EXERCISE BRIEF: Below are some records; work out how many of their lines contain "title" and give the number only.
[Opening DATA SUPPLIED section]
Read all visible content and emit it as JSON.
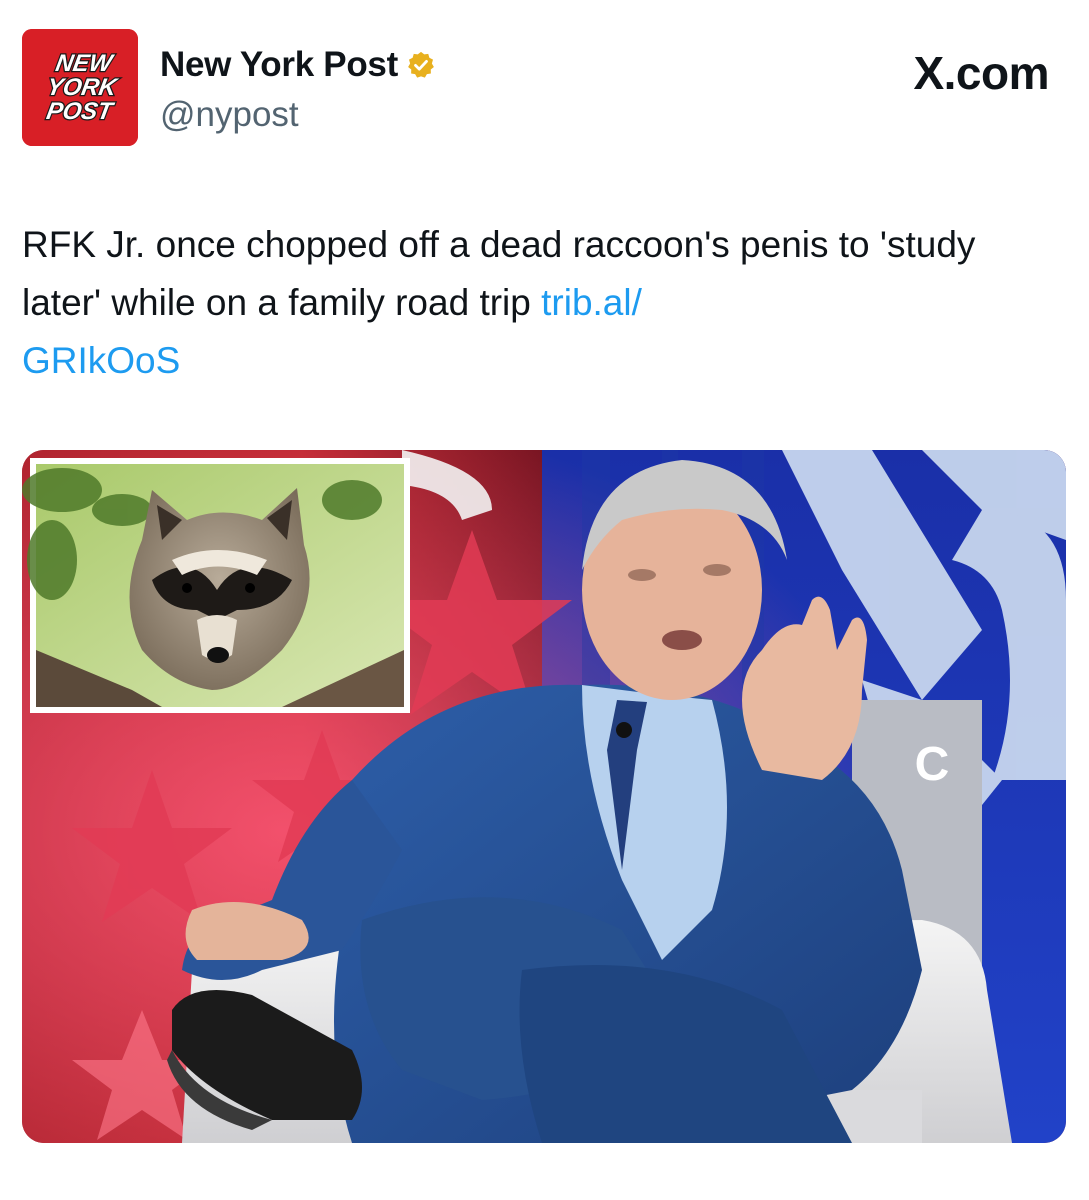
{
  "account": {
    "avatar_logo_lines": [
      "NEW",
      "YORK",
      "POST"
    ],
    "display_name": "New York Post",
    "handle": "@nypost",
    "verified_icon": "verified-badge-icon",
    "verified_color": "#e8b01e"
  },
  "source_label": "X.com",
  "tweet": {
    "text": "RFK Jr. once chopped off a dead raccoon's penis to 'study later' while on a family road trip ",
    "link_part1": "trib.al/",
    "link_part2": "GRIkOoS",
    "link_color": "#1d9bf0"
  },
  "media": {
    "inset_subject": "raccoon",
    "main_subject": "man seated in white armchair on stage",
    "stage_sign_letter": "C"
  }
}
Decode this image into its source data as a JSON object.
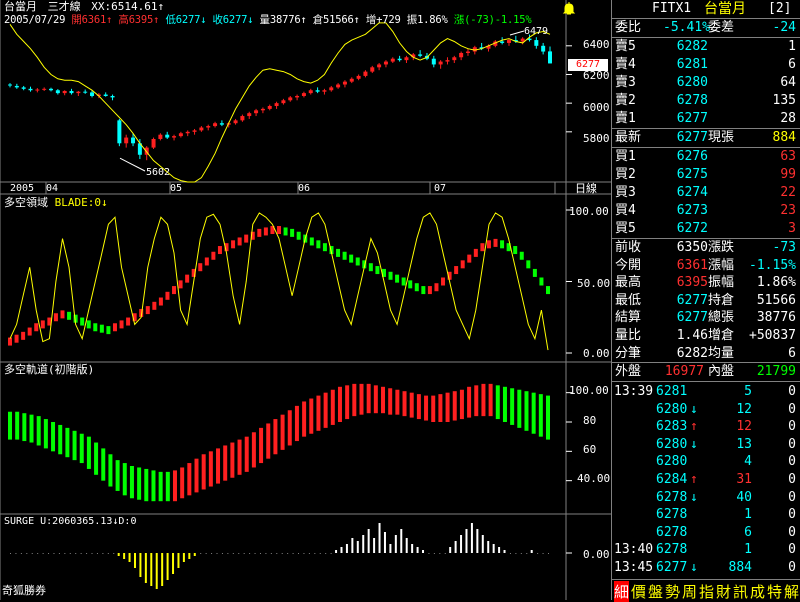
{
  "header": {
    "title": "台當月",
    "indicator": "三才線",
    "xx": "XX:6514.61↑",
    "date": "2005/07/29",
    "open": "開6361↑",
    "high": "高6395↑",
    "low": "低6277↓",
    "close": "收6277↓",
    "volume": "量38776↑",
    "oi": "倉51566↑",
    "oi_chg": "增+729",
    "amplitude": "振1.86%",
    "change": "漲(-73)-1.15%",
    "alert_icon": "bell-icon"
  },
  "price_chart": {
    "ymin": 5450,
    "ymax": 6580,
    "ticks": [
      "6400",
      "6200",
      "6000",
      "5800"
    ],
    "tick_values": [
      6400,
      6200,
      6000,
      5800
    ],
    "current_price": "6277",
    "high_label": "6479",
    "low_label": "5602",
    "months": [
      "2005",
      "04",
      "05",
      "06",
      "07"
    ],
    "period": "日線",
    "candles": [
      [
        6130,
        6140,
        6110,
        6125
      ],
      [
        6120,
        6135,
        6100,
        6110
      ],
      [
        6110,
        6120,
        6090,
        6100
      ],
      [
        6100,
        6115,
        6080,
        6090
      ],
      [
        6090,
        6105,
        6075,
        6095
      ],
      [
        6095,
        6110,
        6085,
        6100
      ],
      [
        6100,
        6108,
        6082,
        6090
      ],
      [
        6090,
        6098,
        6060,
        6070
      ],
      [
        6070,
        6090,
        6055,
        6085
      ],
      [
        6085,
        6100,
        6060,
        6070
      ],
      [
        6070,
        6085,
        6050,
        6080
      ],
      [
        6080,
        6095,
        6065,
        6075
      ],
      [
        6075,
        6090,
        6040,
        6050
      ],
      [
        6050,
        6070,
        6035,
        6060
      ],
      [
        6060,
        6075,
        6045,
        6050
      ],
      [
        6050,
        6060,
        6020,
        6040
      ],
      [
        5880,
        5890,
        5700,
        5720
      ],
      [
        5720,
        5780,
        5690,
        5760
      ],
      [
        5760,
        5790,
        5700,
        5720
      ],
      [
        5720,
        5750,
        5610,
        5640
      ],
      [
        5640,
        5700,
        5602,
        5690
      ],
      [
        5690,
        5760,
        5680,
        5750
      ],
      [
        5750,
        5790,
        5740,
        5780
      ],
      [
        5780,
        5800,
        5750,
        5760
      ],
      [
        5760,
        5780,
        5740,
        5770
      ],
      [
        5770,
        5800,
        5760,
        5790
      ],
      [
        5790,
        5810,
        5770,
        5800
      ],
      [
        5800,
        5820,
        5780,
        5810
      ],
      [
        5810,
        5840,
        5800,
        5830
      ],
      [
        5830,
        5850,
        5810,
        5840
      ],
      [
        5840,
        5870,
        5830,
        5860
      ],
      [
        5860,
        5880,
        5840,
        5850
      ],
      [
        5850,
        5870,
        5830,
        5860
      ],
      [
        5860,
        5890,
        5850,
        5880
      ],
      [
        5880,
        5920,
        5870,
        5910
      ],
      [
        5910,
        5940,
        5890,
        5930
      ],
      [
        5930,
        5960,
        5910,
        5950
      ],
      [
        5950,
        5970,
        5930,
        5960
      ],
      [
        5960,
        5990,
        5950,
        5980
      ],
      [
        5980,
        6010,
        5960,
        6000
      ],
      [
        6000,
        6030,
        5990,
        6020
      ],
      [
        6020,
        6050,
        6010,
        6040
      ],
      [
        6040,
        6060,
        6020,
        6050
      ],
      [
        6050,
        6080,
        6040,
        6070
      ],
      [
        6070,
        6100,
        6060,
        6090
      ],
      [
        6090,
        6110,
        6070,
        6080
      ],
      [
        6080,
        6100,
        6060,
        6090
      ],
      [
        6090,
        6120,
        6080,
        6110
      ],
      [
        6110,
        6140,
        6100,
        6130
      ],
      [
        6130,
        6160,
        6110,
        6150
      ],
      [
        6150,
        6180,
        6140,
        6170
      ],
      [
        6170,
        6200,
        6160,
        6190
      ],
      [
        6190,
        6230,
        6180,
        6220
      ],
      [
        6220,
        6260,
        6210,
        6250
      ],
      [
        6250,
        6280,
        6230,
        6270
      ],
      [
        6270,
        6300,
        6250,
        6290
      ],
      [
        6290,
        6320,
        6280,
        6310
      ],
      [
        6310,
        6330,
        6290,
        6300
      ],
      [
        6300,
        6330,
        6280,
        6320
      ],
      [
        6320,
        6350,
        6300,
        6340
      ],
      [
        6340,
        6370,
        6320,
        6330
      ],
      [
        6330,
        6350,
        6300,
        6310
      ],
      [
        6310,
        6330,
        6250,
        6270
      ],
      [
        6270,
        6300,
        6240,
        6290
      ],
      [
        6290,
        6320,
        6270,
        6300
      ],
      [
        6300,
        6330,
        6280,
        6320
      ],
      [
        6320,
        6360,
        6300,
        6350
      ],
      [
        6350,
        6380,
        6330,
        6360
      ],
      [
        6360,
        6400,
        6340,
        6390
      ],
      [
        6390,
        6420,
        6370,
        6380
      ],
      [
        6380,
        6410,
        6360,
        6400
      ],
      [
        6400,
        6440,
        6390,
        6430
      ],
      [
        6430,
        6460,
        6410,
        6420
      ],
      [
        6420,
        6450,
        6400,
        6440
      ],
      [
        6440,
        6470,
        6420,
        6430
      ],
      [
        6430,
        6460,
        6410,
        6450
      ],
      [
        6450,
        6479,
        6430,
        6440
      ],
      [
        6440,
        6460,
        6380,
        6400
      ],
      [
        6400,
        6420,
        6340,
        6360
      ],
      [
        6361,
        6395,
        6277,
        6277
      ]
    ],
    "ma_line": [
      6550,
      6480,
      6430,
      6380,
      6320,
      6250,
      6200,
      6170,
      6160,
      6160,
      6150,
      6120,
      6090,
      6050,
      6000,
      5950,
      5900,
      5850,
      5790,
      5720,
      5660,
      5600,
      5560,
      5520,
      5480,
      5460,
      5450,
      5450,
      5480,
      5560,
      5650,
      5760,
      5860,
      5960,
      6040,
      6120,
      6180,
      6230,
      6240,
      6230,
      6220,
      6200,
      6170,
      6150,
      6140,
      6160,
      6200,
      6280,
      6350,
      6410,
      6440,
      6460,
      6480,
      6520,
      6560,
      6560,
      6500,
      6420,
      6360,
      6320,
      6300,
      6320,
      6370,
      6420,
      6450,
      6430,
      6400,
      6380,
      6370,
      6380,
      6400,
      6420,
      6440,
      6450,
      6430,
      6420,
      6460,
      6490,
      6500,
      6480
    ]
  },
  "blade_chart": {
    "title": "多空領域",
    "param": "BLADE:0↓",
    "ticks": [
      "100.00",
      "50.00",
      "0.00"
    ],
    "tick_values": [
      100,
      50,
      0
    ],
    "dots": [
      8,
      10,
      12,
      15,
      18,
      20,
      22,
      25,
      27,
      26,
      24,
      22,
      20,
      18,
      17,
      16,
      18,
      20,
      22,
      25,
      28,
      30,
      33,
      36,
      40,
      44,
      48,
      52,
      56,
      60,
      64,
      68,
      72,
      74,
      76,
      78,
      80,
      82,
      84,
      85,
      86,
      86,
      85,
      84,
      82,
      80,
      78,
      76,
      74,
      72,
      70,
      68,
      66,
      64,
      62,
      60,
      58,
      56,
      54,
      52,
      50,
      48,
      46,
      44,
      44,
      46,
      50,
      54,
      58,
      62,
      66,
      70,
      74,
      76,
      77,
      76,
      74,
      72,
      68,
      62,
      56,
      50,
      44
    ],
    "line": [
      10,
      20,
      40,
      60,
      30,
      8,
      10,
      50,
      80,
      60,
      20,
      10,
      30,
      50,
      70,
      90,
      95,
      60,
      40,
      20,
      25,
      60,
      80,
      95,
      90,
      70,
      30,
      20,
      50,
      80,
      95,
      97,
      90,
      70,
      40,
      20,
      50,
      90,
      98,
      95,
      90,
      80,
      60,
      40,
      60,
      80,
      95,
      98,
      90,
      70,
      50,
      30,
      20,
      40,
      60,
      80,
      70,
      50,
      30,
      20,
      40,
      60,
      80,
      95,
      98,
      90,
      70,
      50,
      30,
      20,
      10,
      30,
      60,
      90,
      98,
      95,
      80,
      60,
      40,
      20,
      10,
      30,
      2
    ]
  },
  "track_chart": {
    "title": "多空軌道(初階版)",
    "ticks": [
      "100.00",
      "80",
      "60",
      "40.00"
    ],
    "tick_values": [
      100,
      80,
      60,
      40
    ],
    "bars": [
      [
        87,
        68
      ],
      [
        87,
        68
      ],
      [
        86,
        67
      ],
      [
        85,
        66
      ],
      [
        84,
        64
      ],
      [
        82,
        62
      ],
      [
        80,
        60
      ],
      [
        78,
        58
      ],
      [
        76,
        56
      ],
      [
        74,
        54
      ],
      [
        72,
        52
      ],
      [
        70,
        48
      ],
      [
        66,
        44
      ],
      [
        62,
        40
      ],
      [
        58,
        36
      ],
      [
        54,
        33
      ],
      [
        52,
        30
      ],
      [
        50,
        28
      ],
      [
        49,
        27
      ],
      [
        48,
        26
      ],
      [
        47,
        26
      ],
      [
        46,
        26
      ],
      [
        46,
        26
      ],
      [
        47,
        26
      ],
      [
        49,
        28
      ],
      [
        52,
        30
      ],
      [
        55,
        32
      ],
      [
        58,
        34
      ],
      [
        60,
        36
      ],
      [
        62,
        38
      ],
      [
        64,
        40
      ],
      [
        66,
        42
      ],
      [
        68,
        44
      ],
      [
        70,
        46
      ],
      [
        73,
        49
      ],
      [
        76,
        52
      ],
      [
        79,
        55
      ],
      [
        82,
        58
      ],
      [
        85,
        61
      ],
      [
        88,
        64
      ],
      [
        91,
        67
      ],
      [
        94,
        70
      ],
      [
        96,
        72
      ],
      [
        98,
        74
      ],
      [
        100,
        76
      ],
      [
        102,
        78
      ],
      [
        104,
        80
      ],
      [
        105,
        82
      ],
      [
        106,
        84
      ],
      [
        106,
        85
      ],
      [
        106,
        86
      ],
      [
        105,
        86
      ],
      [
        104,
        86
      ],
      [
        103,
        85
      ],
      [
        102,
        85
      ],
      [
        101,
        84
      ],
      [
        100,
        83
      ],
      [
        99,
        82
      ],
      [
        98,
        81
      ],
      [
        98,
        80
      ],
      [
        99,
        80
      ],
      [
        100,
        80
      ],
      [
        101,
        81
      ],
      [
        102,
        82
      ],
      [
        104,
        83
      ],
      [
        105,
        84
      ],
      [
        106,
        84
      ],
      [
        106,
        84
      ],
      [
        105,
        82
      ],
      [
        104,
        80
      ],
      [
        103,
        78
      ],
      [
        102,
        76
      ],
      [
        101,
        74
      ],
      [
        100,
        72
      ],
      [
        99,
        70
      ],
      [
        98,
        68
      ]
    ],
    "colors_split": [
      23,
      68
    ]
  },
  "surge_chart": {
    "title": "SURGE",
    "param": "U:2060365.13↓D:0",
    "zero_label": "0.00",
    "vals": [
      0,
      0,
      0,
      0,
      0,
      0,
      0,
      0,
      0,
      0,
      0,
      0,
      0,
      0,
      0,
      0,
      0,
      0,
      0,
      0,
      -1,
      -2,
      -3,
      -5,
      -8,
      -10,
      -11,
      -12,
      -11,
      -9,
      -7,
      -5,
      -3,
      -2,
      -1,
      0,
      0,
      0,
      0,
      0,
      0,
      0,
      0,
      0,
      0,
      0,
      0,
      0,
      0,
      0,
      0,
      0,
      0,
      0,
      0,
      0,
      0,
      0,
      0,
      0,
      1,
      2,
      3,
      5,
      4,
      6,
      8,
      5,
      10,
      7,
      3,
      6,
      8,
      5,
      3,
      2,
      1,
      0,
      0,
      0,
      0,
      2,
      4,
      6,
      8,
      10,
      8,
      6,
      4,
      3,
      2,
      1,
      0,
      0,
      0,
      0,
      1,
      0,
      0,
      0
    ]
  },
  "footer": {
    "brand": "奇狐勝券"
  },
  "quote_panel": {
    "symbol": "FITX1",
    "name": "台當月",
    "page": "[2]",
    "weibi_label": "委比",
    "weibi_val": "-5.41%",
    "weicha_label": "委差",
    "weicha_val": "-24",
    "asks": [
      {
        "label": "賣5",
        "price": "6282",
        "vol": "1"
      },
      {
        "label": "賣4",
        "price": "6281",
        "vol": "6"
      },
      {
        "label": "賣3",
        "price": "6280",
        "vol": "64"
      },
      {
        "label": "賣2",
        "price": "6278",
        "vol": "135"
      },
      {
        "label": "賣1",
        "price": "6277",
        "vol": "28"
      }
    ],
    "last_label": "最新",
    "last_price": "6277",
    "cur_vol_label": "現張",
    "cur_vol": "884",
    "bids": [
      {
        "label": "買1",
        "price": "6276",
        "vol": "63"
      },
      {
        "label": "買2",
        "price": "6275",
        "vol": "99"
      },
      {
        "label": "買3",
        "price": "6274",
        "vol": "22"
      },
      {
        "label": "買4",
        "price": "6273",
        "vol": "23"
      },
      {
        "label": "買5",
        "price": "6272",
        "vol": "3"
      }
    ],
    "stats": [
      {
        "l1": "前收",
        "v1": "6350",
        "l2": "漲跌",
        "v2": "-73"
      },
      {
        "l1": "今開",
        "v1": "6361",
        "l2": "漲幅",
        "v2": "-1.15%"
      },
      {
        "l1": "最高",
        "v1": "6395",
        "l2": "振幅",
        "v2": "1.86%"
      },
      {
        "l1": "最低",
        "v1": "6277",
        "l2": "持倉",
        "v2": "51566"
      },
      {
        "l1": "結算",
        "v1": "6277",
        "l2": "總張",
        "v2": "38776"
      },
      {
        "l1": "量比",
        "v1": "1.46",
        "l2": "增倉",
        "v2": "+50837"
      },
      {
        "l1": "分筆",
        "v1": "6282",
        "l2": "均量",
        "v2": "6"
      }
    ],
    "outer_label": "外盤",
    "outer_val": "16977",
    "inner_label": "內盤",
    "inner_val": "21799",
    "ticks": [
      {
        "time": "13:39",
        "price": "6281",
        "arrow": "",
        "vol": "5",
        "oi": "0"
      },
      {
        "time": "",
        "price": "6280",
        "arrow": "↓",
        "vol": "12",
        "oi": "0"
      },
      {
        "time": "",
        "price": "6283",
        "arrow": "↑",
        "vol": "12",
        "oi": "0"
      },
      {
        "time": "",
        "price": "6280",
        "arrow": "↓",
        "vol": "13",
        "oi": "0"
      },
      {
        "time": "",
        "price": "6280",
        "arrow": "",
        "vol": "4",
        "oi": "0"
      },
      {
        "time": "",
        "price": "6284",
        "arrow": "↑",
        "vol": "31",
        "oi": "0"
      },
      {
        "time": "",
        "price": "6278",
        "arrow": "↓",
        "vol": "40",
        "oi": "0"
      },
      {
        "time": "",
        "price": "6278",
        "arrow": "",
        "vol": "1",
        "oi": "0"
      },
      {
        "time": "",
        "price": "6278",
        "arrow": "",
        "vol": "6",
        "oi": "0"
      },
      {
        "time": "13:40",
        "price": "6278",
        "arrow": "",
        "vol": "1",
        "oi": "0"
      },
      {
        "time": "13:45",
        "price": "6277",
        "arrow": "↓",
        "vol": "884",
        "oi": "0"
      }
    ],
    "tabs": [
      "細",
      "價",
      "盤",
      "勢",
      "周",
      "指",
      "財",
      "訊",
      "成",
      "特",
      "解"
    ]
  }
}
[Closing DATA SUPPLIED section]
REPLY TO THE EXERCISE: 4